>>>>>

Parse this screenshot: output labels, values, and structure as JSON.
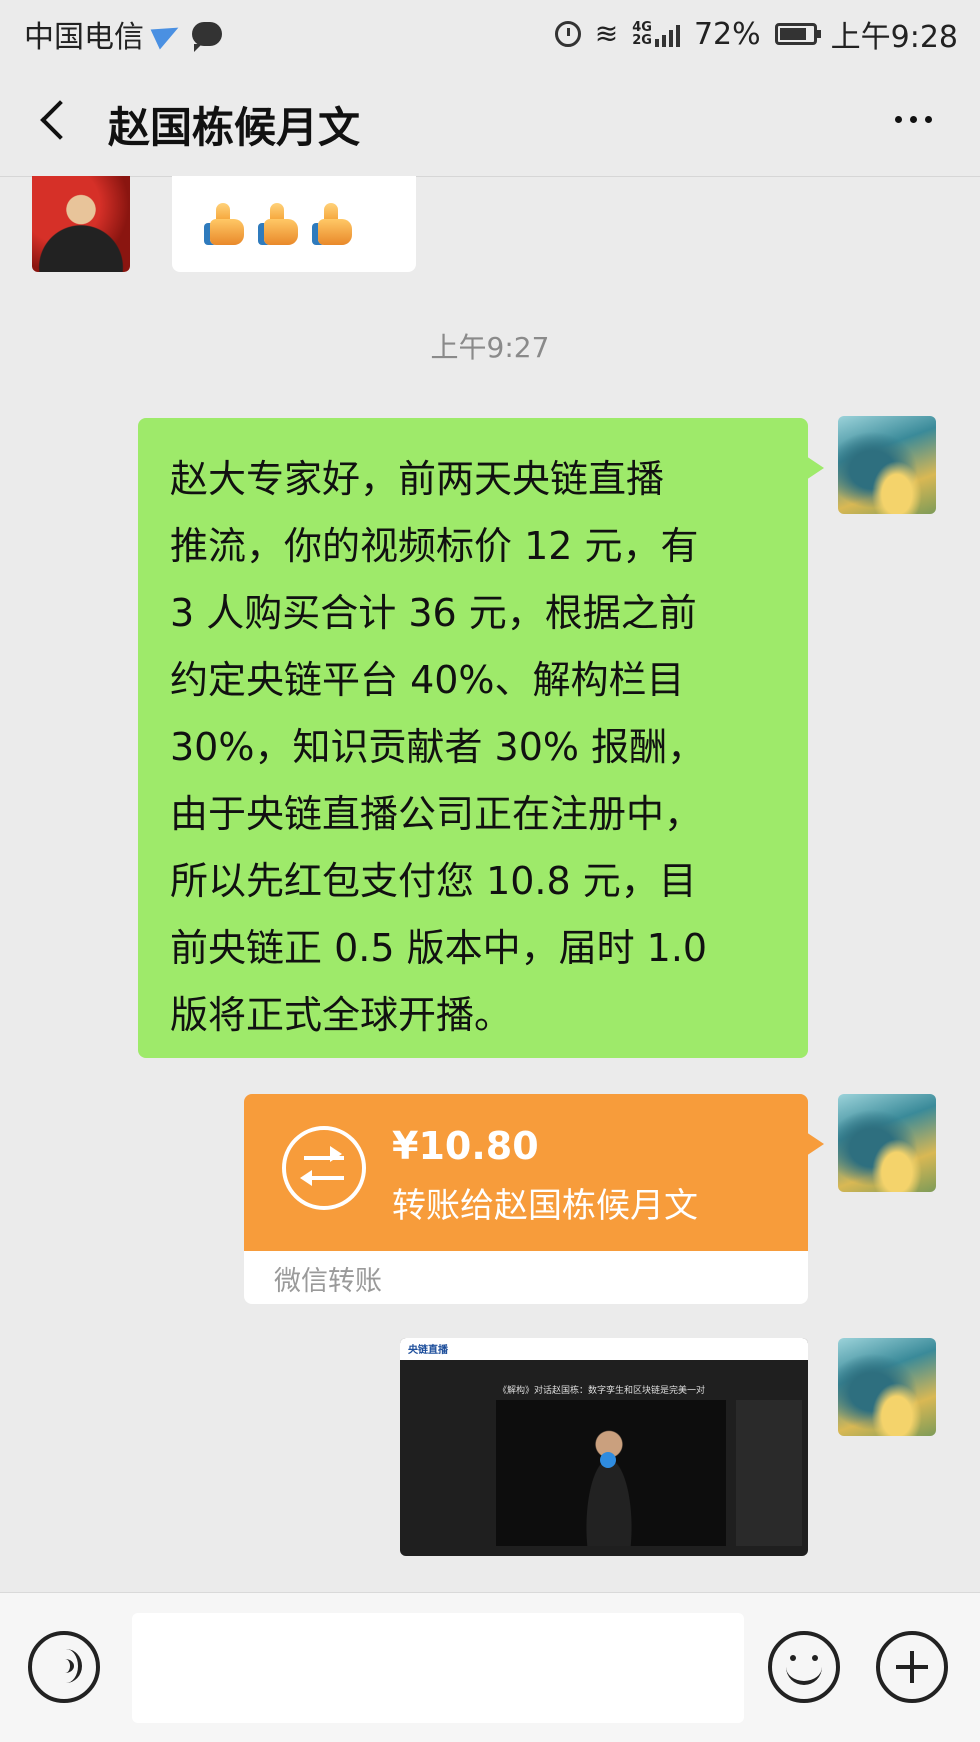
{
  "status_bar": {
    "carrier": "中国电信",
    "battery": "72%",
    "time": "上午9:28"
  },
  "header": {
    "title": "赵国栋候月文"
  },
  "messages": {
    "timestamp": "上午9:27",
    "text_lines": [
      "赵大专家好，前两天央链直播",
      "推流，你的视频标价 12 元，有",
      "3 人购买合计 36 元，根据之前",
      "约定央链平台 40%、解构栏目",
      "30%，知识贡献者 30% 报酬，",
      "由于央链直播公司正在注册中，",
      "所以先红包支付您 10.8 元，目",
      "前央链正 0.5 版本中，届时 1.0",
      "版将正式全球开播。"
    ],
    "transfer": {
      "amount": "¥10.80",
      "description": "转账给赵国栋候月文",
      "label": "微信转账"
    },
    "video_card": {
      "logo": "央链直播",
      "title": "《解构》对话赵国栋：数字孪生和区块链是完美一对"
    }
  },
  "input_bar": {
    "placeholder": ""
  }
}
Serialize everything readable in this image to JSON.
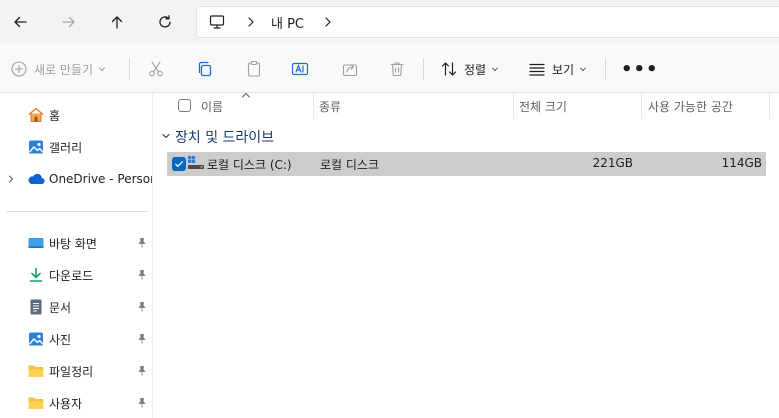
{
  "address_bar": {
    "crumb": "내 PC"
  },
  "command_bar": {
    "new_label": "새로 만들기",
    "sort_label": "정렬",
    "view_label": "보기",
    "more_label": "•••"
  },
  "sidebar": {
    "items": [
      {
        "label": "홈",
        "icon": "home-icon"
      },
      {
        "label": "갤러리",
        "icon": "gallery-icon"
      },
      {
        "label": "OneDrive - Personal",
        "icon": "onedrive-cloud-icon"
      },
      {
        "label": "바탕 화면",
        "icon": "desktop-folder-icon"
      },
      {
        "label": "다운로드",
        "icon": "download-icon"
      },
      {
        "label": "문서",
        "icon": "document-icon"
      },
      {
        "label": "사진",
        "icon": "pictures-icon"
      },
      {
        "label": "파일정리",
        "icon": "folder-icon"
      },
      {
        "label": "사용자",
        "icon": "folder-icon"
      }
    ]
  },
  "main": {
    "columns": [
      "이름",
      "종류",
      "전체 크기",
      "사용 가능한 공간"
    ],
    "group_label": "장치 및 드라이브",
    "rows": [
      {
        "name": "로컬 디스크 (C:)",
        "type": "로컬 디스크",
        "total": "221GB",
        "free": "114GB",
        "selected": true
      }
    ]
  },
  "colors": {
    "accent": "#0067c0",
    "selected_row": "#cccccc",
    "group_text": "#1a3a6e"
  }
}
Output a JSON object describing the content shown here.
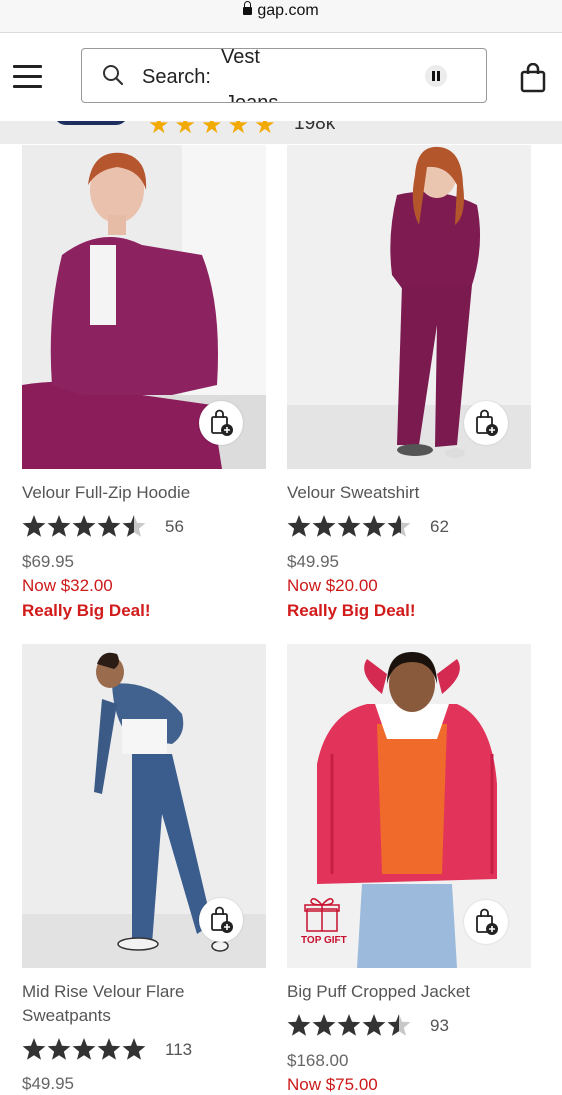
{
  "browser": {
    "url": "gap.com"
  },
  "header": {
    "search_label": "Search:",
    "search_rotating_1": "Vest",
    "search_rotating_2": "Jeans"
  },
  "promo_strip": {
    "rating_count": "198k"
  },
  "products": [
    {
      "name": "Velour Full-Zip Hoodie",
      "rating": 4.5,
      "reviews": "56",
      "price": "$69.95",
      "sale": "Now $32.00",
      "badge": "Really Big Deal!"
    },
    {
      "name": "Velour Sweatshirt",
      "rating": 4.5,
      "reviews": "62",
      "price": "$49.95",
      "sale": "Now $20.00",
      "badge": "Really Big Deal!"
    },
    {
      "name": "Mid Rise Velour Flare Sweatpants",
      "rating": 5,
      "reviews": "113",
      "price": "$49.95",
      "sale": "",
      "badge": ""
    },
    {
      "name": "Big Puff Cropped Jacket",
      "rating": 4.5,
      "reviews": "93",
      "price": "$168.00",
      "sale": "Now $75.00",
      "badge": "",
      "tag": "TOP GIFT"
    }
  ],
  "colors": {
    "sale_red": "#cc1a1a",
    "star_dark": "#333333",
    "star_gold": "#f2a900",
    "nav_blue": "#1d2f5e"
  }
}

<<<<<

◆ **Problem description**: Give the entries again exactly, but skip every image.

◆ **Worked solution**:
Parse this screenshot: output labels, values, and structure as JSON.
{
  "status_bar": {
    "carrier": "中国电信",
    "battery": "72%",
    "time": "上午9:28"
  },
  "header": {
    "title": "赵国栋候月文"
  },
  "messages": {
    "timestamp": "上午9:27",
    "text_lines": [
      "赵大专家好，前两天央链直播",
      "推流，你的视频标价 12 元，有",
      "3 人购买合计 36 元，根据之前",
      "约定央链平台 40%、解构栏目",
      "30%，知识贡献者 30% 报酬，",
      "由于央链直播公司正在注册中，",
      "所以先红包支付您 10.8 元，目",
      "前央链正 0.5 版本中，届时 1.0",
      "版将正式全球开播。"
    ],
    "transfer": {
      "amount": "¥10.80",
      "description": "转账给赵国栋候月文",
      "label": "微信转账"
    },
    "video_card": {
      "logo": "央链直播",
      "title": "《解构》对话赵国栋：数字孪生和区块链是完美一对"
    }
  },
  "input_bar": {
    "placeholder": ""
  }
}
Serialize everything readable in this image to JSON.
{
  "address_bar": {
    "crumb": "내 PC"
  },
  "command_bar": {
    "new_label": "새로 만들기",
    "sort_label": "정렬",
    "view_label": "보기",
    "more_label": "•••"
  },
  "sidebar": {
    "items": [
      {
        "label": "홈",
        "icon": "home-icon"
      },
      {
        "label": "갤러리",
        "icon": "gallery-icon"
      },
      {
        "label": "OneDrive - Personal",
        "icon": "onedrive-cloud-icon"
      },
      {
        "label": "바탕 화면",
        "icon": "desktop-folder-icon"
      },
      {
        "label": "다운로드",
        "icon": "download-icon"
      },
      {
        "label": "문서",
        "icon": "document-icon"
      },
      {
        "label": "사진",
        "icon": "pictures-icon"
      },
      {
        "label": "파일정리",
        "icon": "folder-icon"
      },
      {
        "label": "사용자",
        "icon": "folder-icon"
      }
    ]
  },
  "main": {
    "columns": [
      "이름",
      "종류",
      "전체 크기",
      "사용 가능한 공간"
    ],
    "group_label": "장치 및 드라이브",
    "rows": [
      {
        "name": "로컬 디스크 (C:)",
        "type": "로컬 디스크",
        "total": "221GB",
        "free": "114GB",
        "selected": true
      }
    ]
  },
  "colors": {
    "accent": "#0067c0",
    "selected_row": "#cccccc",
    "group_text": "#1a3a6e"
  }
}
Output a JSON object describing the content shown here.
{
  "browser": {
    "url": "gap.com"
  },
  "header": {
    "search_label": "Search:",
    "search_rotating_1": "Vest",
    "search_rotating_2": "Jeans"
  },
  "promo_strip": {
    "rating_count": "198k"
  },
  "products": [
    {
      "name": "Velour Full-Zip Hoodie",
      "rating": 4.5,
      "reviews": "56",
      "price": "$69.95",
      "sale": "Now $32.00",
      "badge": "Really Big Deal!"
    },
    {
      "name": "Velour Sweatshirt",
      "rating": 4.5,
      "reviews": "62",
      "price": "$49.95",
      "sale": "Now $20.00",
      "badge": "Really Big Deal!"
    },
    {
      "name": "Mid Rise Velour Flare Sweatpants",
      "rating": 5,
      "reviews": "113",
      "price": "$49.95",
      "sale": "",
      "badge": ""
    },
    {
      "name": "Big Puff Cropped Jacket",
      "rating": 4.5,
      "reviews": "93",
      "price": "$168.00",
      "sale": "Now $75.00",
      "badge": "",
      "tag": "TOP GIFT"
    }
  ],
  "colors": {
    "sale_red": "#cc1a1a",
    "star_dark": "#333333",
    "star_gold": "#f2a900",
    "nav_blue": "#1d2f5e"
  }
}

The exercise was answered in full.